Speaking to reporters after addressing the UN Human Rights Council in Geneva, Falk claimed that Palestinian Authority Arabs in the PA-controlled areas of Judea and Samaria were offered no protection in Israeli law and said that their treatment was akin to apartheid.

“I think one has to begin to call the reality by a name,” Falk said, according to AFP. He likened the “discriminatory dualistic legal system” in Judea and Samaria to the former system in South Africa.

In his report to the council, Falk expressed his concern about Israel's use of administrative detention, the expansion of Jewish communities in the region and violence by local Jewish residents.
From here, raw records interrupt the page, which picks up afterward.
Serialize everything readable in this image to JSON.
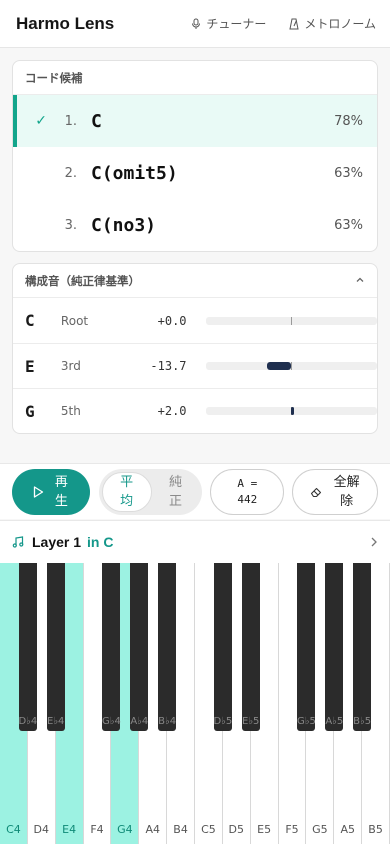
{
  "header": {
    "title": "Harmo Lens",
    "tuner_label": "チューナー",
    "metronome_label": "メトロノーム"
  },
  "candidates": {
    "heading": "コード候補",
    "items": [
      {
        "num": "1.",
        "name": "C",
        "pct": "78%",
        "selected": true
      },
      {
        "num": "2.",
        "name": "C(omit5)",
        "pct": "63%",
        "selected": false
      },
      {
        "num": "3.",
        "name": "C(no3)",
        "pct": "63%",
        "selected": false
      }
    ]
  },
  "tones": {
    "heading": "構成音（純正律基準）",
    "items": [
      {
        "note": "C",
        "role": "Root",
        "cents": "+0.0",
        "value": 0.0
      },
      {
        "note": "E",
        "role": "3rd",
        "cents": "-13.7",
        "value": -13.7
      },
      {
        "note": "G",
        "role": "5th",
        "cents": "+2.0",
        "value": 2.0
      }
    ]
  },
  "controls": {
    "play_label": "再生",
    "equal_label": "平均",
    "just_label": "純正",
    "a_ref_line1": "A =",
    "a_ref_line2": "442",
    "clear_label": "全解除"
  },
  "layer": {
    "name": "Layer 1",
    "key": "in C"
  },
  "keyboard": {
    "white_keys": [
      {
        "label": "C4",
        "active": true
      },
      {
        "label": "D4",
        "active": false
      },
      {
        "label": "E4",
        "active": true
      },
      {
        "label": "F4",
        "active": false
      },
      {
        "label": "G4",
        "active": true
      },
      {
        "label": "A4",
        "active": false
      },
      {
        "label": "B4",
        "active": false
      },
      {
        "label": "C5",
        "active": false
      },
      {
        "label": "D5",
        "active": false
      },
      {
        "label": "E5",
        "active": false
      },
      {
        "label": "F5",
        "active": false
      },
      {
        "label": "G5",
        "active": false
      },
      {
        "label": "A5",
        "active": false
      },
      {
        "label": "B5",
        "active": false
      }
    ],
    "black_keys": [
      {
        "label": "D♭4",
        "after": 0,
        "active": false
      },
      {
        "label": "E♭4",
        "after": 1,
        "active": false
      },
      {
        "label": "G♭4",
        "after": 3,
        "active": false
      },
      {
        "label": "A♭4",
        "after": 4,
        "active": false
      },
      {
        "label": "B♭4",
        "after": 5,
        "active": false
      },
      {
        "label": "D♭5",
        "after": 7,
        "active": false
      },
      {
        "label": "E♭5",
        "after": 8,
        "active": false
      },
      {
        "label": "G♭5",
        "after": 10,
        "active": false
      },
      {
        "label": "A♭5",
        "after": 11,
        "active": false
      },
      {
        "label": "B♭5",
        "after": 12,
        "active": false
      }
    ]
  },
  "colors": {
    "accent": "#14978a",
    "highlight": "#9cf2e2",
    "selected_row_bg": "#e9faf6"
  }
}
“The peace process is a trick rather than a way to find a solution to the problem,” Falk said, adding that envoy Tony Blair “has not much to show for his 86 visits to the Middle East... (it is) an extension of the peace process which I regard as a failure because while time passes the settlement culture continues.”

He added, “The international community is conspiring -- maybe unwittingly -- in a process that has no way of bringing justice to the people involved in this conflict.”
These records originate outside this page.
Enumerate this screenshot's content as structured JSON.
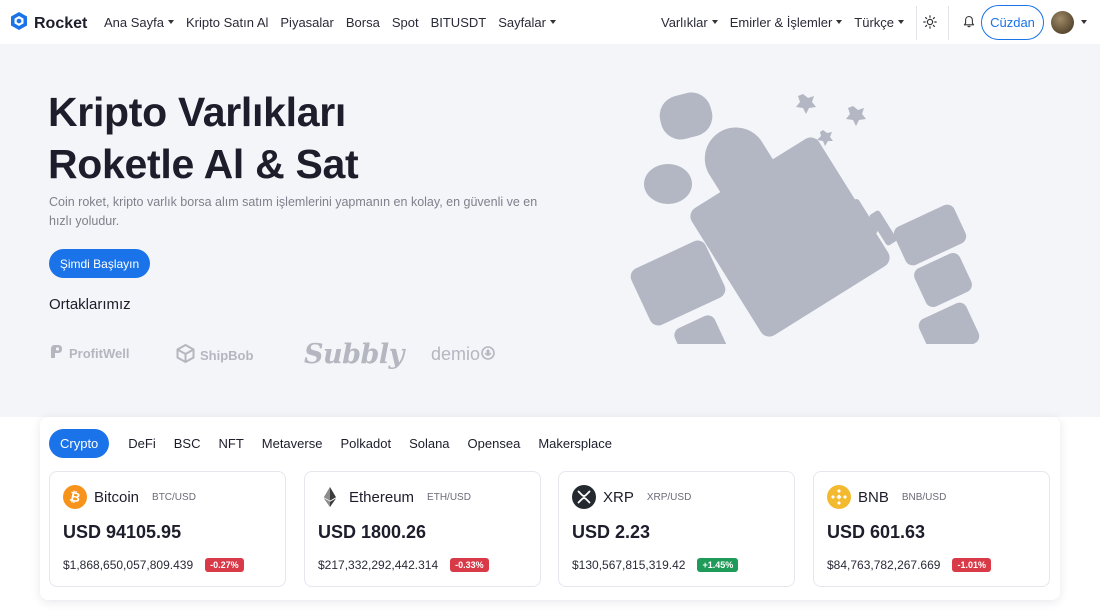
{
  "brand": {
    "name": "Rocket"
  },
  "nav_left": [
    {
      "label": "Ana Sayfa",
      "dropdown": true
    },
    {
      "label": "Kripto Satın Al",
      "dropdown": false
    },
    {
      "label": "Piyasalar",
      "dropdown": false
    },
    {
      "label": "Borsa",
      "dropdown": false
    },
    {
      "label": "Spot",
      "dropdown": false
    },
    {
      "label": "BITUSDT",
      "dropdown": false
    },
    {
      "label": "Sayfalar",
      "dropdown": true
    }
  ],
  "nav_right": [
    {
      "label": "Varlıklar",
      "dropdown": true
    },
    {
      "label": "Emirler & İşlemler",
      "dropdown": true
    },
    {
      "label": "Türkçe",
      "dropdown": true
    }
  ],
  "wallet_button": "Cüzdan",
  "hero": {
    "title_line1": "Kripto Varlıkları",
    "title_line2": "Roketle Al & Sat",
    "description": "Coin roket, kripto varlık borsa alım satım işlemlerini yapmanın en kolay, en güvenli ve en hızlı yoludur.",
    "cta": "Şimdi Başlayın",
    "partners_title": "Ortaklarımız"
  },
  "partners": [
    "ProfitWell",
    "ShipBob",
    "Subbly",
    "demio"
  ],
  "tabs": [
    "Crypto",
    "DeFi",
    "BSC",
    "NFT",
    "Metaverse",
    "Polkadot",
    "Solana",
    "Opensea",
    "Makersplace"
  ],
  "active_tab": "Crypto",
  "coins": [
    {
      "name": "Bitcoin",
      "pair": "BTC/USD",
      "price": "USD 94105.95",
      "market_cap": "$1,868,650,057,809.439",
      "change": "-0.27%",
      "direction": "down",
      "icon": "bitcoin-icon",
      "color": "#f7931a"
    },
    {
      "name": "Ethereum",
      "pair": "ETH/USD",
      "price": "USD 1800.26",
      "market_cap": "$217,332,292,442.314",
      "change": "-0.33%",
      "direction": "down",
      "icon": "ethereum-icon",
      "color": "#3c3c3d"
    },
    {
      "name": "XRP",
      "pair": "XRP/USD",
      "price": "USD 2.23",
      "market_cap": "$130,567,815,319.42",
      "change": "+1.45%",
      "direction": "up",
      "icon": "xrp-icon",
      "color": "#23292f"
    },
    {
      "name": "BNB",
      "pair": "BNB/USD",
      "price": "USD 601.63",
      "market_cap": "$84,763,782,267.669",
      "change": "-1.01%",
      "direction": "down",
      "icon": "bnb-icon",
      "color": "#f3ba2f"
    }
  ],
  "colors": {
    "primary": "#1a73e8",
    "hero_bg": "#f4f5f9",
    "negative": "#d93a48",
    "positive": "#1e9b58",
    "illustration": "#b3b6c3"
  }
}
Falk said that at least 3,500 buildings were under construction in Judea and Samaria in 2011, adding that such building on “Palestinian” land “more or less closes the book on the reality and feasibility” of a two-state solution to the conflict.

“The credibility of the Human Rights Council is very much at stake if there is nothing that is done about the non-cooperation or non-compliance” by Israel with the council's recommendations, he said.

“The language of censure doesn't help the Palestinian people if there is no action,” claimed Falk.

He also denounced violence by Jewish residents against Palestinian Authority Arabs, claiming it was “a new feature of the drive to occupy the Palestinian territories.”

“Many people say the Israeli government is an extension of the settlers and I think that is an accurate description,” he said.

Falk has a long record of attacking Israel, including comparing Israelis to Nazis and criticizing Israel for keeping Islamic Jihad terrorist Khader Adnan in custody, even after a video of him pleading for suicide bombers to “carry the next explosive belt” was exposed.

Falk responded by criticizing the Jewish State and condemning the procedure of administrative detention, a procedure that also is used by the United States. He also castigated Israel for lack of compassion for the Islamic Jihad spokesman who launched a hunger strike in order to pressure Israel to release him.

“There was not even the slightest show of respect for the dignity of Mr. Adnan's long hunger strike or sympathy for the acute suffering that accompanies such a determined foregoing of food for an extended period,” Falk wrote.

He also claimed that “Mr. Adnan's prior arrests stemmed from militant peaceful demonstrations that landed him in Israeli jails eight times, and induced him to undertake shorter hunger strikes on three previous occasions, one as recently as 2010. From what we can tell, Mr. Adnan is a committed activist who has associated himself with Islamic Jihad, but works on a daily basis as a baker and maintains an admired strong family role.”

Last year, the United States, joined by American Jewish groups, called on the United Nations to sack Falk after he posted an anti-Semitic cartoon on his blog.

When criticized, Falk replaced the cartoon with an apology that claimed he could not detect the anti-Semitic content of the cartoon “until it was pointed out,” although it appeared to equate Jews with animals.